Excerpts from an interface dataset -
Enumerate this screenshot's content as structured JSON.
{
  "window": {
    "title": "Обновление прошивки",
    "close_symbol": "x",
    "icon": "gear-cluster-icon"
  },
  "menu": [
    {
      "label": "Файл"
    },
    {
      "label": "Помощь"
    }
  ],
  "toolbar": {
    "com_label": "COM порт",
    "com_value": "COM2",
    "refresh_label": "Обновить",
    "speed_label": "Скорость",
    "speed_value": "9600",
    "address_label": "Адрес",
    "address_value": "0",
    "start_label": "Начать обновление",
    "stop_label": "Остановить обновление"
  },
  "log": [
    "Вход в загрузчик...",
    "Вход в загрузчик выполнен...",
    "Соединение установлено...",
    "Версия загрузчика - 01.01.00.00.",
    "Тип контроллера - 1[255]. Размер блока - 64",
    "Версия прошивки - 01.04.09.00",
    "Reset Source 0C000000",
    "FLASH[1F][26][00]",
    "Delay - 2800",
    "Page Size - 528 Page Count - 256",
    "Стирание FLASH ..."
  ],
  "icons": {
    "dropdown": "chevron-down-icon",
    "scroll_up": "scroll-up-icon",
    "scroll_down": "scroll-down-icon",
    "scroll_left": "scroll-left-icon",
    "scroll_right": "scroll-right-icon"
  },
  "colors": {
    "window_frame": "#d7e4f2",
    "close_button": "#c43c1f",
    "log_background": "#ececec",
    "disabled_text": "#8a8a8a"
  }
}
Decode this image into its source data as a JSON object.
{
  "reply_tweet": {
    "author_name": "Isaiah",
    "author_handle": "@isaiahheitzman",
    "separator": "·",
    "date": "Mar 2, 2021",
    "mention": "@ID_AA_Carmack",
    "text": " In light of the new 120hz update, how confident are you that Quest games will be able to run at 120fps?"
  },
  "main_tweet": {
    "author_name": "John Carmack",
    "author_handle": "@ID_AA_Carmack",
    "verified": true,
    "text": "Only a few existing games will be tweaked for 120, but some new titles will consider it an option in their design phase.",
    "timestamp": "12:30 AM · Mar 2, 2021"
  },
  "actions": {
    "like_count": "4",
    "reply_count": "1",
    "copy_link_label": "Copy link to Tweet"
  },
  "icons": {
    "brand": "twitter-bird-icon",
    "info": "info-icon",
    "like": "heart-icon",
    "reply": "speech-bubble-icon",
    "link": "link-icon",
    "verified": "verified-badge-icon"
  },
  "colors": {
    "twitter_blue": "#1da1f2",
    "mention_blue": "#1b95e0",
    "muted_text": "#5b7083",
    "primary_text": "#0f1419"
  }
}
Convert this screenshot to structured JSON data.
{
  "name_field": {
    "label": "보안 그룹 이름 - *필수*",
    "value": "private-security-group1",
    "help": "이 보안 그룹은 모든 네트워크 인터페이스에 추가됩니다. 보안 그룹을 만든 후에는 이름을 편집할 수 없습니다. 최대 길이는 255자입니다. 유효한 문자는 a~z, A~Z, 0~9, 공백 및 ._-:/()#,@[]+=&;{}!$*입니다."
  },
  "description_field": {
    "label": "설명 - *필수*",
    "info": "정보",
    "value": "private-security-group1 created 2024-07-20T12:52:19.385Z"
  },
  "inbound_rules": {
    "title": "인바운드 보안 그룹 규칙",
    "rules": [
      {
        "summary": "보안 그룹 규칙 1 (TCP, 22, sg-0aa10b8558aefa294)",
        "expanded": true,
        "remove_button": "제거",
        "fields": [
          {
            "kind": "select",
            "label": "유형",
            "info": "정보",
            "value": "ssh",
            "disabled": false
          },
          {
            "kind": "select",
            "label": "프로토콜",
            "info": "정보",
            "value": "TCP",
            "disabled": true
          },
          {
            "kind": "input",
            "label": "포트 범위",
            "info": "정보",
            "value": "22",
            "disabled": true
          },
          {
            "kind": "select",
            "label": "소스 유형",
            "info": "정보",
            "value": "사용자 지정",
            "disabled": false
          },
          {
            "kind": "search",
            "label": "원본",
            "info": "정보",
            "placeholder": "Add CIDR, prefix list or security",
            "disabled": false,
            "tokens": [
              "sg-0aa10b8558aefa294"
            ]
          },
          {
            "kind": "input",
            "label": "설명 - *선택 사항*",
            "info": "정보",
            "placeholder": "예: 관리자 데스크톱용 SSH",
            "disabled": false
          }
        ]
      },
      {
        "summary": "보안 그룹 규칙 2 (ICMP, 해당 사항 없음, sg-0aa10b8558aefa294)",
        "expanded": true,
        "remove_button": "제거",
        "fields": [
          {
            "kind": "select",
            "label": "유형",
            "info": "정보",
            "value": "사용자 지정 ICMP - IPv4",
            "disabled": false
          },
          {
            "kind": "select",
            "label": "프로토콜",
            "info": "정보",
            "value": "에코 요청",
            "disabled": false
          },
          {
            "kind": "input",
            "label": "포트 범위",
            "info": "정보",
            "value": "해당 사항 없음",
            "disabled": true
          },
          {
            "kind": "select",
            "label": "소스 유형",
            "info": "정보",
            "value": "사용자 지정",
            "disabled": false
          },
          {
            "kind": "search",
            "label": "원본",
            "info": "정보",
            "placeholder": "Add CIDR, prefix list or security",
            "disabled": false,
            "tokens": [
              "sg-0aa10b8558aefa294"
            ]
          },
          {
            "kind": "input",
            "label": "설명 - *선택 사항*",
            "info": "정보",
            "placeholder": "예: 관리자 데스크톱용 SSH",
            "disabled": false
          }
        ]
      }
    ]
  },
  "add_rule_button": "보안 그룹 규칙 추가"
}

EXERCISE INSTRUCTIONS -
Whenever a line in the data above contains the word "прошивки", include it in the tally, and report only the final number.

RESULT BELOW -
2